SXSW Review: Paul

Sunday, March 13 by

Paul is like all those comedies I used to like, the kind where they were just plain good. They had a little of everything and just worked. That makes it harder to write about since there’s no hook except overall solid work, but I’m up to the task.

Graeme (Simon Pegg) and Clive (Nick Frost) are Brits visiting Comic-Con. On the road to Area 51, they meet an actual alien Paul (Seth Rogen). Paul needs their help but won’t tell them much at first. At an RV park, they pick up Ruth Buggs (Kristen Wiig), a devout Catholic who experiences an awakening when she witnesses the existence of Paul. Agents Zoil (Jason Bateman), O’Reilly (Joe Lo Truglio) and Haggard (Bill Hader) are on their tail.

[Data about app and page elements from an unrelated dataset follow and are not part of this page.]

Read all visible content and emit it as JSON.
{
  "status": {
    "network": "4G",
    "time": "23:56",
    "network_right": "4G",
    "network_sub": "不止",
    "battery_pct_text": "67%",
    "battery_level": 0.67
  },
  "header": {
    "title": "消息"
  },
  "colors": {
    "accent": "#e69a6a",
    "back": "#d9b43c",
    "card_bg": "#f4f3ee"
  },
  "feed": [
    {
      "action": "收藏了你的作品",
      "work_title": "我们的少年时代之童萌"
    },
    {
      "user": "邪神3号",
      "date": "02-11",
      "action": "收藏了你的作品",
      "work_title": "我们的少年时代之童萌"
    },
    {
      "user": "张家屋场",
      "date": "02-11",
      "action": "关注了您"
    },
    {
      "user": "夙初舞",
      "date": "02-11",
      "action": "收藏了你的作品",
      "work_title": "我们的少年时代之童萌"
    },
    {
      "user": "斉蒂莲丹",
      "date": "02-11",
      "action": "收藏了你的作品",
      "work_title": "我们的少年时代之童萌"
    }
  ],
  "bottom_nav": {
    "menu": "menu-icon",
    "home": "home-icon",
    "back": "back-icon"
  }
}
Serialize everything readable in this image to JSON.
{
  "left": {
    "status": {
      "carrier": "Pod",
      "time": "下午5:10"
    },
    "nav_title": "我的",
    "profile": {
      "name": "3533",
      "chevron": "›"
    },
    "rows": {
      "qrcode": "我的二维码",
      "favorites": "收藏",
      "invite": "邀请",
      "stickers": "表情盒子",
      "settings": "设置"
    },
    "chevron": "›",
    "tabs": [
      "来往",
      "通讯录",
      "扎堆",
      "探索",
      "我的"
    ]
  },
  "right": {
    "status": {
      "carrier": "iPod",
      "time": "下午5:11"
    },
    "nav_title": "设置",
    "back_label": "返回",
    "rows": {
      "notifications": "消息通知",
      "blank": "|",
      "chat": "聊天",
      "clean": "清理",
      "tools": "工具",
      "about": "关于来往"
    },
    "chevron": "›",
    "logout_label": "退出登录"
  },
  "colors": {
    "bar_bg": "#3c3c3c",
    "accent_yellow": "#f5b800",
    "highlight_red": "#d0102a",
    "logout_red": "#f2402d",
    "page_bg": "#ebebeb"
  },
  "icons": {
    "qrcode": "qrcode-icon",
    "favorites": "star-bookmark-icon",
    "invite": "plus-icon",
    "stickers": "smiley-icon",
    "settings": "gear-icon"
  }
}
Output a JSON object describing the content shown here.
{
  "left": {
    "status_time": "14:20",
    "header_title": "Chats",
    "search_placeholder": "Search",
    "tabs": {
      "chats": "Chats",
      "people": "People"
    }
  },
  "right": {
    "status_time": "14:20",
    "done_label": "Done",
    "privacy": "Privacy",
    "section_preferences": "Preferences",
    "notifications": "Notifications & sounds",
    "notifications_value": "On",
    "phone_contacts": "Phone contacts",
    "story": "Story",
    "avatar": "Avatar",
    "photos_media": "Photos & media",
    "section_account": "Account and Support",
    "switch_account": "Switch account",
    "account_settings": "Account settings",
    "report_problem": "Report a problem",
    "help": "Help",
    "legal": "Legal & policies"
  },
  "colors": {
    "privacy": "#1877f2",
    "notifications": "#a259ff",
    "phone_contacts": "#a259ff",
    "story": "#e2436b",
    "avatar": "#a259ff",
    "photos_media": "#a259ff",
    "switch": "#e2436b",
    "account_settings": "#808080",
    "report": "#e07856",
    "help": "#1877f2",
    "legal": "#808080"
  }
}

Pegg and Frost, who wrote the script, deliver on all the sci-fi, comic book and general movie references you’d hope for. You’ll hear familiar music, lines of dialogue and even a reference to spoilers themselves, incorporated seamlessly into the narrative. Try to catch the obscure Capturing the Friedmans joke. It’s not all mainstream. Clive and Graeme also recreate some familiar action moments that I just know Frost and Pegg were saving since Hot Fuzz (the age old “grab my hand” bit.)

It’s not ALL sci-fi, so there’s plenty to amuse general audiences, although it never sells out the target audience for a mainstream laugh. They do sex jokes, drugs jokes and some good old fashioned immaturity, mooning through windshields and swearing creatively. I love the running gags. Whenever a joke happens more than once, it’s instantly funnier to me.

Paul is a great character. He’s the everyman alien so he gets indignant about alien clichés, and he has base needs like anyone. The CGI looks real and interactive with the scene and characters. It never feels like they had to construct a scene to fit the effect. Clive and Graeme are delightful, childish foreigners and Ruth has a sweet arc in between Wiig-y profanity outbursts, which are also awesome.

Like the classic comedies, there’s a bit of depth with Paul confronting Ruth’s creationist beliefs. Paul actually heals Ruth, which is sweet considering at that point in the story he hates her. Is it predictable? Yes, in that I knew where the story was going, but I’d also call that paying off. Most importantly, it’s all funny.